▶ PROBLEM STATEMENT: Reproduce the data exactly. Omit no record.

▶ INFORMATION SUPPLIED:
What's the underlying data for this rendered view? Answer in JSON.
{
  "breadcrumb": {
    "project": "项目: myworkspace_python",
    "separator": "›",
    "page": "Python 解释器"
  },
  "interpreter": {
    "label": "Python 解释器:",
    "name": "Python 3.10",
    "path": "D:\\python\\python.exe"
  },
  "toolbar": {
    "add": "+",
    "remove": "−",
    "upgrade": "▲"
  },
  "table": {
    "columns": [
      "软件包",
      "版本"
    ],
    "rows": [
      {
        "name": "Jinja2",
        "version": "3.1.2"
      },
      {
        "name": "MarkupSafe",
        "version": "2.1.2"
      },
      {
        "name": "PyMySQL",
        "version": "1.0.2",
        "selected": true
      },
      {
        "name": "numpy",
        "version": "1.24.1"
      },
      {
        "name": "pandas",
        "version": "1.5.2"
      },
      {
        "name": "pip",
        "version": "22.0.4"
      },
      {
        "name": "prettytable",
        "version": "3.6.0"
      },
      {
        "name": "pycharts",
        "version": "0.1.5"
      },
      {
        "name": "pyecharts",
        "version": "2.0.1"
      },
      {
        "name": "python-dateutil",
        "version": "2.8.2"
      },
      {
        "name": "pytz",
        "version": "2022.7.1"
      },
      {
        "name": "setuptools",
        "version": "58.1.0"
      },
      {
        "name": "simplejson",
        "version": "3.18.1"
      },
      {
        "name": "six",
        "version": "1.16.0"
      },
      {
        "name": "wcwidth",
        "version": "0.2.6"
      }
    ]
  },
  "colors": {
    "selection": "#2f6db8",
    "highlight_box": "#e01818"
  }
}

▶ ANSWER TO THE PROBLEM:
What's the underlying data for this rendered view? Answer in JSON.
{
  "breadcrumb": {
    "project": "项目: myworkspace_python",
    "separator": "›",
    "page": "Python 解释器"
  },
  "interpreter": {
    "label": "Python 解释器:",
    "name": "Python 3.10",
    "path": "D:\\python\\python.exe"
  },
  "toolbar": {
    "add": "+",
    "remove": "−",
    "upgrade": "▲"
  },
  "table": {
    "columns": [
      "软件包",
      "版本"
    ],
    "rows": [
      {
        "name": "Jinja2",
        "version": "3.1.2"
      },
      {
        "name": "MarkupSafe",
        "version": "2.1.2"
      },
      {
        "name": "PyMySQL",
        "version": "1.0.2",
        "selected": true
      },
      {
        "name": "numpy",
        "version": "1.24.1"
      },
      {
        "name": "pandas",
        "version": "1.5.2"
      },
      {
        "name": "pip",
        "version": "22.0.4"
      },
      {
        "name": "prettytable",
        "version": "3.6.0"
      },
      {
        "name": "pycharts",
        "version": "0.1.5"
      },
      {
        "name": "pyecharts",
        "version": "2.0.1"
      },
      {
        "name": "python-dateutil",
        "version": "2.8.2"
      },
      {
        "name": "pytz",
        "version": "2022.7.1"
      },
      {
        "name": "setuptools",
        "version": "58.1.0"
      },
      {
        "name": "simplejson",
        "version": "3.18.1"
      },
      {
        "name": "six",
        "version": "1.16.0"
      },
      {
        "name": "wcwidth",
        "version": "0.2.6"
      }
    ]
  },
  "colors": {
    "selection": "#2f6db8",
    "highlight_box": "#e01818"
  }
}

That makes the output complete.